> **Task requirements**
Could you restate every line of the data word for word?
***** Entries supplied *****
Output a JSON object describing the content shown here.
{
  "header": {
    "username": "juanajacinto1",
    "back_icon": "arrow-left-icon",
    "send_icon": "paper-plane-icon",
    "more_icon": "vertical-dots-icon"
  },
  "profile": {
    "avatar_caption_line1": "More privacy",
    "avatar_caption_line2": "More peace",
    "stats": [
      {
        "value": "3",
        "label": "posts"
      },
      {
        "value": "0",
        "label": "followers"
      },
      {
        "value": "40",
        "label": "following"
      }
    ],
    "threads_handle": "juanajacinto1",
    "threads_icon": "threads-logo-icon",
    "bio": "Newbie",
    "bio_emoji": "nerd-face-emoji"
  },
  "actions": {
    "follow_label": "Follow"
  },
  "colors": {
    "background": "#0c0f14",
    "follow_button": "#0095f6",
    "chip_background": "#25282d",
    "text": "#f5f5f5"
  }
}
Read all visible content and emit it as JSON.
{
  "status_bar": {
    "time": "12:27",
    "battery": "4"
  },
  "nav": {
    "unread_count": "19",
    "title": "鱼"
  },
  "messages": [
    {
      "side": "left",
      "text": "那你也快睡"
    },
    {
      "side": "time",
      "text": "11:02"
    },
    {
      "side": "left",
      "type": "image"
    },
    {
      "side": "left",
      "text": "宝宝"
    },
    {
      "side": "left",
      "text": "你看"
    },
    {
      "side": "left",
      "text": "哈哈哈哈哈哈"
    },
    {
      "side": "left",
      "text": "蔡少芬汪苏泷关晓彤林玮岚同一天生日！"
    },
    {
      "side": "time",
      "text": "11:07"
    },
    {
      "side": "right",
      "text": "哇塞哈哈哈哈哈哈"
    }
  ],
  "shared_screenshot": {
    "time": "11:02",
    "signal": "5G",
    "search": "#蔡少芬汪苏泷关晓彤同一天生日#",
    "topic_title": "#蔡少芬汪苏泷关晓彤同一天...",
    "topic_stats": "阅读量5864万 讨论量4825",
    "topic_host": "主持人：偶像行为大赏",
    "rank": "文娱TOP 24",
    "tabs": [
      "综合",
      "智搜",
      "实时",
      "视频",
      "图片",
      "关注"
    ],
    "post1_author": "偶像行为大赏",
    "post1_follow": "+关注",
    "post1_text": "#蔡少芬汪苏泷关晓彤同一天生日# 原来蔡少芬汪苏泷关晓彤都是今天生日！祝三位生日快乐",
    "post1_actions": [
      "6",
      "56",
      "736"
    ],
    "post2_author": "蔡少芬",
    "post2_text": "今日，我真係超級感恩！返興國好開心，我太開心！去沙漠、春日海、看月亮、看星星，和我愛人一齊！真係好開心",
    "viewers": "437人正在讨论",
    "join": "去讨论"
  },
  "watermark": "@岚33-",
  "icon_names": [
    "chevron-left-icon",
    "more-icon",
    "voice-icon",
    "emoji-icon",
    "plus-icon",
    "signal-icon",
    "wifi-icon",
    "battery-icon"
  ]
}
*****
> **Output for this exercise**
Output a JSON object describing the content shown here.
{
  "header": {
    "username": "juanajacinto1",
    "back_icon": "arrow-left-icon",
    "send_icon": "paper-plane-icon",
    "more_icon": "vertical-dots-icon"
  },
  "profile": {
    "avatar_caption_line1": "More privacy",
    "avatar_caption_line2": "More peace",
    "stats": [
      {
        "value": "3",
        "label": "posts"
      },
      {
        "value": "0",
        "label": "followers"
      },
      {
        "value": "40",
        "label": "following"
      }
    ],
    "threads_handle": "juanajacinto1",
    "threads_icon": "threads-logo-icon",
    "bio": "Newbie",
    "bio_emoji": "nerd-face-emoji"
  },
  "actions": {
    "follow_label": "Follow"
  },
  "colors": {
    "background": "#0c0f14",
    "follow_button": "#0095f6",
    "chip_background": "#25282d",
    "text": "#f5f5f5"
  }
}
Read all visible content and emit it as JSON.
{
  "status_bar": {
    "time": "12:27",
    "battery": "4"
  },
  "nav": {
    "unread_count": "19",
    "title": "鱼"
  },
  "messages": [
    {
      "side": "left",
      "text": "那你也快睡"
    },
    {
      "side": "time",
      "text": "11:02"
    },
    {
      "side": "left",
      "type": "image"
    },
    {
      "side": "left",
      "text": "宝宝"
    },
    {
      "side": "left",
      "text": "你看"
    },
    {
      "side": "left",
      "text": "哈哈哈哈哈哈"
    },
    {
      "side": "left",
      "text": "蔡少芬汪苏泷关晓彤林玮岚同一天生日！"
    },
    {
      "side": "time",
      "text": "11:07"
    },
    {
      "side": "right",
      "text": "哇塞哈哈哈哈哈哈"
    }
  ],
  "shared_screenshot": {
    "time": "11:02",
    "signal": "5G",
    "search": "#蔡少芬汪苏泷关晓彤同一天生日#",
    "topic_title": "#蔡少芬汪苏泷关晓彤同一天...",
    "topic_stats": "阅读量5864万 讨论量4825",
    "topic_host": "主持人：偶像行为大赏",
    "rank": "文娱TOP 24",
    "tabs": [
      "综合",
      "智搜",
      "实时",
      "视频",
      "图片",
      "关注"
    ],
    "post1_author": "偶像行为大赏",
    "post1_follow": "+关注",
    "post1_text": "#蔡少芬汪苏泷关晓彤同一天生日# 原来蔡少芬汪苏泷关晓彤都是今天生日！祝三位生日快乐",
    "post1_actions": [
      "6",
      "56",
      "736"
    ],
    "post2_author": "蔡少芬",
    "post2_text": "今日，我真係超級感恩！返興國好開心，我太開心！去沙漠、春日海、看月亮、看星星，和我愛人一齊！真係好開心",
    "viewers": "437人正在讨论",
    "join": "去讨论"
  },
  "watermark": "@岚33-",
  "icon_names": [
    "chevron-left-icon",
    "more-icon",
    "voice-icon",
    "emoji-icon",
    "plus-icon",
    "signal-icon",
    "wifi-icon",
    "battery-icon"
  ]
}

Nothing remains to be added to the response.